Write out all the records exactly, and keep any images out.

Dataset:
########
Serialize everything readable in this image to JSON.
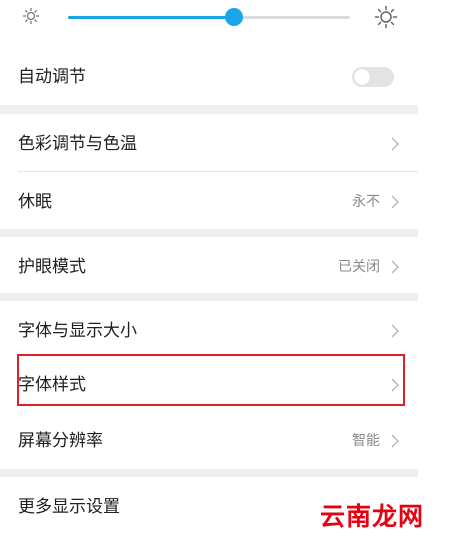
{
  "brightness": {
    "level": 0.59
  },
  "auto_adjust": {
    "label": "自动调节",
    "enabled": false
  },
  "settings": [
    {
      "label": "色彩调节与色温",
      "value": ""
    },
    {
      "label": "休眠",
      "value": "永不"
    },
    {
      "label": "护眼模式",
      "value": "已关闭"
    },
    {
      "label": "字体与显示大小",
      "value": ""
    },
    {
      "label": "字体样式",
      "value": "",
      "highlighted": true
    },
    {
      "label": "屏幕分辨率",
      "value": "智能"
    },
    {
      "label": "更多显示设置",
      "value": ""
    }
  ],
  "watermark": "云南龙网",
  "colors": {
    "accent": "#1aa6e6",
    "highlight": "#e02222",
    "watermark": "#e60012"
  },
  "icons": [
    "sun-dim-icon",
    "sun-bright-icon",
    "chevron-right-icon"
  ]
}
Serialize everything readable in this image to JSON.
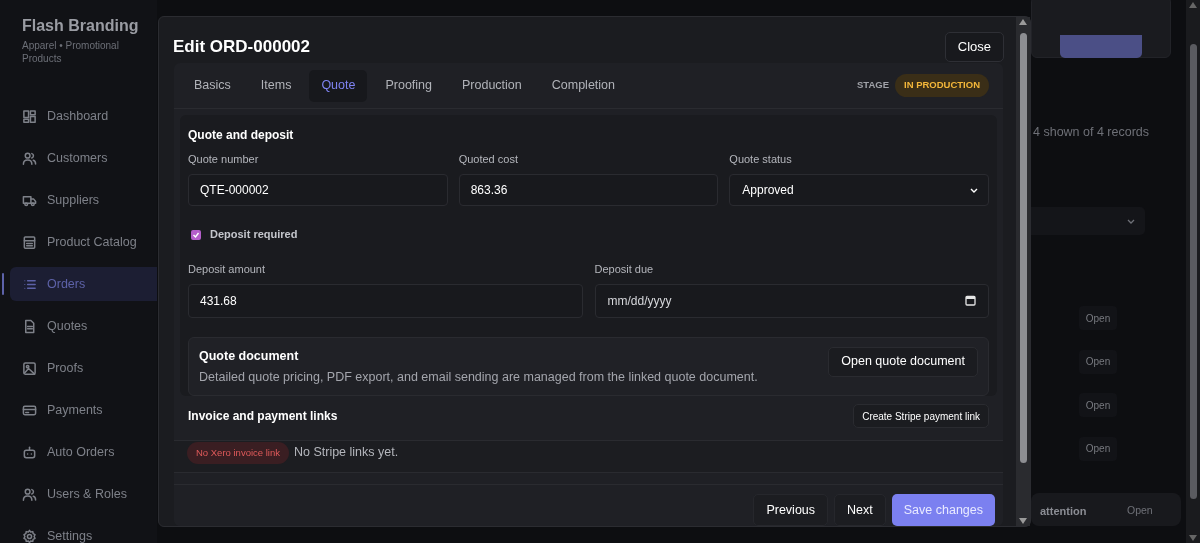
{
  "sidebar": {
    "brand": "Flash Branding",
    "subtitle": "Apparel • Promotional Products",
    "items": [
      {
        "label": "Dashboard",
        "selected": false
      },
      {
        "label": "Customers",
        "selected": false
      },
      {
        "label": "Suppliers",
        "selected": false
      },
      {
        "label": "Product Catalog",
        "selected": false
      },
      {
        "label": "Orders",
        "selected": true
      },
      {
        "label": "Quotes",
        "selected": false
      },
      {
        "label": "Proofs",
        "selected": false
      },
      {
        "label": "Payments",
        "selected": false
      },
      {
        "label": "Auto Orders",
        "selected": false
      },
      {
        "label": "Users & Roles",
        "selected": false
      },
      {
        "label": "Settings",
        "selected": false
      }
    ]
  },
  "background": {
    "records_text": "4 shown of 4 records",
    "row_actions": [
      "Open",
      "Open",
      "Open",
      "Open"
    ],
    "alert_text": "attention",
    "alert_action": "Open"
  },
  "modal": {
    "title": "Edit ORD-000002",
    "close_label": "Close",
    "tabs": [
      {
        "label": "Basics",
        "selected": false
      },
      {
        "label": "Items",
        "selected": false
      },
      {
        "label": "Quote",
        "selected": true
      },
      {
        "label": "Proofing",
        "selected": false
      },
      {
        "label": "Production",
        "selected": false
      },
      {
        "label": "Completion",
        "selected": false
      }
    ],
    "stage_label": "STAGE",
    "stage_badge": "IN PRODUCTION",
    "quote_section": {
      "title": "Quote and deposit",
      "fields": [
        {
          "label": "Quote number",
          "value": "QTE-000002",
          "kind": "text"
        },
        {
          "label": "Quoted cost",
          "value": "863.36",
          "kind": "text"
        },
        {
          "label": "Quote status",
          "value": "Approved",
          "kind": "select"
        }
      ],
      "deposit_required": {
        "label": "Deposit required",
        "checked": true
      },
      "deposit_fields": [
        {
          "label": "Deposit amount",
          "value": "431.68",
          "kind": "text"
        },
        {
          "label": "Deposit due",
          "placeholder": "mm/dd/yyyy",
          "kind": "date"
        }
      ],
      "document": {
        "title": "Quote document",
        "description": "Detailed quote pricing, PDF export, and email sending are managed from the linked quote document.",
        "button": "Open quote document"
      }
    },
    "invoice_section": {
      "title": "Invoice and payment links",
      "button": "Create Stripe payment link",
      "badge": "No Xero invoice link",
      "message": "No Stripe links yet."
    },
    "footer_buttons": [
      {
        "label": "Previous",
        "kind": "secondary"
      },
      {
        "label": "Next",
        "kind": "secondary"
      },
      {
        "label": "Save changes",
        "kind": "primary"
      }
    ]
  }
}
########
Written response:
Serialize everything readable in this image to JSON.
{
  "brightness": {
    "level": 0.59
  },
  "auto_adjust": {
    "label": "自动调节",
    "enabled": false
  },
  "settings": [
    {
      "label": "色彩调节与色温",
      "value": ""
    },
    {
      "label": "休眠",
      "value": "永不"
    },
    {
      "label": "护眼模式",
      "value": "已关闭"
    },
    {
      "label": "字体与显示大小",
      "value": ""
    },
    {
      "label": "字体样式",
      "value": "",
      "highlighted": true
    },
    {
      "label": "屏幕分辨率",
      "value": "智能"
    },
    {
      "label": "更多显示设置",
      "value": ""
    }
  ],
  "watermark": "云南龙网",
  "colors": {
    "accent": "#1aa6e6",
    "highlight": "#e02222",
    "watermark": "#e60012"
  },
  "icons": [
    "sun-dim-icon",
    "sun-bright-icon",
    "chevron-right-icon"
  ]
}
Serialize everything readable in this image to JSON.
{
  "sidebar": {
    "brand": "Flash Branding",
    "subtitle": "Apparel • Promotional Products",
    "items": [
      {
        "label": "Dashboard",
        "selected": false
      },
      {
        "label": "Customers",
        "selected": false
      },
      {
        "label": "Suppliers",
        "selected": false
      },
      {
        "label": "Product Catalog",
        "selected": false
      },
      {
        "label": "Orders",
        "selected": true
      },
      {
        "label": "Quotes",
        "selected": false
      },
      {
        "label": "Proofs",
        "selected": false
      },
      {
        "label": "Payments",
        "selected": false
      },
      {
        "label": "Auto Orders",
        "selected": false
      },
      {
        "label": "Users & Roles",
        "selected": false
      },
      {
        "label": "Settings",
        "selected": false
      }
    ]
  },
  "background": {
    "records_text": "4 shown of 4 records",
    "row_actions": [
      "Open",
      "Open",
      "Open",
      "Open"
    ],
    "alert_text": "attention",
    "alert_action": "Open"
  },
  "modal": {
    "title": "Edit ORD-000002",
    "close_label": "Close",
    "tabs": [
      {
        "label": "Basics",
        "selected": false
      },
      {
        "label": "Items",
        "selected": false
      },
      {
        "label": "Quote",
        "selected": true
      },
      {
        "label": "Proofing",
        "selected": false
      },
      {
        "label": "Production",
        "selected": false
      },
      {
        "label": "Completion",
        "selected": false
      }
    ],
    "stage_label": "STAGE",
    "stage_badge": "IN PRODUCTION",
    "quote_section": {
      "title": "Quote and deposit",
      "fields": [
        {
          "label": "Quote number",
          "value": "QTE-000002",
          "kind": "text"
        },
        {
          "label": "Quoted cost",
          "value": "863.36",
          "kind": "text"
        },
        {
          "label": "Quote status",
          "value": "Approved",
          "kind": "select"
        }
      ],
      "deposit_required": {
        "label": "Deposit required",
        "checked": true
      },
      "deposit_fields": [
        {
          "label": "Deposit amount",
          "value": "431.68",
          "kind": "text"
        },
        {
          "label": "Deposit due",
          "placeholder": "mm/dd/yyyy",
          "kind": "date"
        }
      ],
      "document": {
        "title": "Quote document",
        "description": "Detailed quote pricing, PDF export, and email sending are managed from the linked quote document.",
        "button": "Open quote document"
      }
    },
    "invoice_section": {
      "title": "Invoice and payment links",
      "button": "Create Stripe payment link",
      "badge": "No Xero invoice link",
      "message": "No Stripe links yet."
    },
    "footer_buttons": [
      {
        "label": "Previous",
        "kind": "secondary"
      },
      {
        "label": "Next",
        "kind": "secondary"
      },
      {
        "label": "Save changes",
        "kind": "primary"
      }
    ]
  }
}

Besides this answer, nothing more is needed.